Excerpts from an interface dataset
======

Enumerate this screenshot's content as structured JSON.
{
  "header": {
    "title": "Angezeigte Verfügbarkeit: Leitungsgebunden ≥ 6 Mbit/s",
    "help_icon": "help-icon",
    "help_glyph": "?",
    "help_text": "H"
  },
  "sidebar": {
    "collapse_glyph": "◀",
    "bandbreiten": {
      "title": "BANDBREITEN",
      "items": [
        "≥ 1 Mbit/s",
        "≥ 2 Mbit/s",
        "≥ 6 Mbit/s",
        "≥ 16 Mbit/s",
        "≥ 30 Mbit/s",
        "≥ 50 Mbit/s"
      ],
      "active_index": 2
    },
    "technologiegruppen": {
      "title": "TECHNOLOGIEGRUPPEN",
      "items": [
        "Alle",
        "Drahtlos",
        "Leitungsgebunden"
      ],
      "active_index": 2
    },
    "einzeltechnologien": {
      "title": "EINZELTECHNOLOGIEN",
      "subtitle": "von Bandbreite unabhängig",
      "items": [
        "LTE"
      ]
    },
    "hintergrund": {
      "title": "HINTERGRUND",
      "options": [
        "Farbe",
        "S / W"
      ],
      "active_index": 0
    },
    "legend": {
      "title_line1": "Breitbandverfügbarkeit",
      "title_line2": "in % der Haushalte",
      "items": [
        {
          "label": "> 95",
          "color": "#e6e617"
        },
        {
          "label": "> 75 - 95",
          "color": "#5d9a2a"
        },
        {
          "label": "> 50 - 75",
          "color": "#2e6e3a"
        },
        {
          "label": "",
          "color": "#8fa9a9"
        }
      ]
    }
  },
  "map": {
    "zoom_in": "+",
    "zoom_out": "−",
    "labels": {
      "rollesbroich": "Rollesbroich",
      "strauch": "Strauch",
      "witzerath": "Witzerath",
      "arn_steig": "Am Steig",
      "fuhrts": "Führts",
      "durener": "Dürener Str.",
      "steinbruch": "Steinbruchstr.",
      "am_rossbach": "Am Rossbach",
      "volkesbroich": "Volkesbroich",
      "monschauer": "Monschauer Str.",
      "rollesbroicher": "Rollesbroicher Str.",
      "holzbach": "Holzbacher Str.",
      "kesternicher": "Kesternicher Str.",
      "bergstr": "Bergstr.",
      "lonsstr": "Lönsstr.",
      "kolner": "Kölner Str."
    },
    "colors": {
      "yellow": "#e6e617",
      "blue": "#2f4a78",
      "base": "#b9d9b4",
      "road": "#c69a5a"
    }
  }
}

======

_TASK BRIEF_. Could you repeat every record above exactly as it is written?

_ANSWER SPACE_.
Enumerate this screenshot's content as structured JSON.
{
  "header": {
    "title": "Angezeigte Verfügbarkeit: Leitungsgebunden ≥ 6 Mbit/s",
    "help_icon": "help-icon",
    "help_glyph": "?",
    "help_text": "H"
  },
  "sidebar": {
    "collapse_glyph": "◀",
    "bandbreiten": {
      "title": "BANDBREITEN",
      "items": [
        "≥ 1 Mbit/s",
        "≥ 2 Mbit/s",
        "≥ 6 Mbit/s",
        "≥ 16 Mbit/s",
        "≥ 30 Mbit/s",
        "≥ 50 Mbit/s"
      ],
      "active_index": 2
    },
    "technologiegruppen": {
      "title": "TECHNOLOGIEGRUPPEN",
      "items": [
        "Alle",
        "Drahtlos",
        "Leitungsgebunden"
      ],
      "active_index": 2
    },
    "einzeltechnologien": {
      "title": "EINZELTECHNOLOGIEN",
      "subtitle": "von Bandbreite unabhängig",
      "items": [
        "LTE"
      ]
    },
    "hintergrund": {
      "title": "HINTERGRUND",
      "options": [
        "Farbe",
        "S / W"
      ],
      "active_index": 0
    },
    "legend": {
      "title_line1": "Breitbandverfügbarkeit",
      "title_line2": "in % der Haushalte",
      "items": [
        {
          "label": "> 95",
          "color": "#e6e617"
        },
        {
          "label": "> 75 - 95",
          "color": "#5d9a2a"
        },
        {
          "label": "> 50 - 75",
          "color": "#2e6e3a"
        },
        {
          "label": "",
          "color": "#8fa9a9"
        }
      ]
    }
  },
  "map": {
    "zoom_in": "+",
    "zoom_out": "−",
    "labels": {
      "rollesbroich": "Rollesbroich",
      "strauch": "Strauch",
      "witzerath": "Witzerath",
      "arn_steig": "Am Steig",
      "fuhrts": "Führts",
      "durener": "Dürener Str.",
      "steinbruch": "Steinbruchstr.",
      "am_rossbach": "Am Rossbach",
      "volkesbroich": "Volkesbroich",
      "monschauer": "Monschauer Str.",
      "rollesbroicher": "Rollesbroicher Str.",
      "holzbach": "Holzbacher Str.",
      "kesternicher": "Kesternicher Str.",
      "bergstr": "Bergstr.",
      "lonsstr": "Lönsstr.",
      "kolner": "Kölner Str."
    },
    "colors": {
      "yellow": "#e6e617",
      "blue": "#2f4a78",
      "base": "#b9d9b4",
      "road": "#c69a5a"
    }
  }
}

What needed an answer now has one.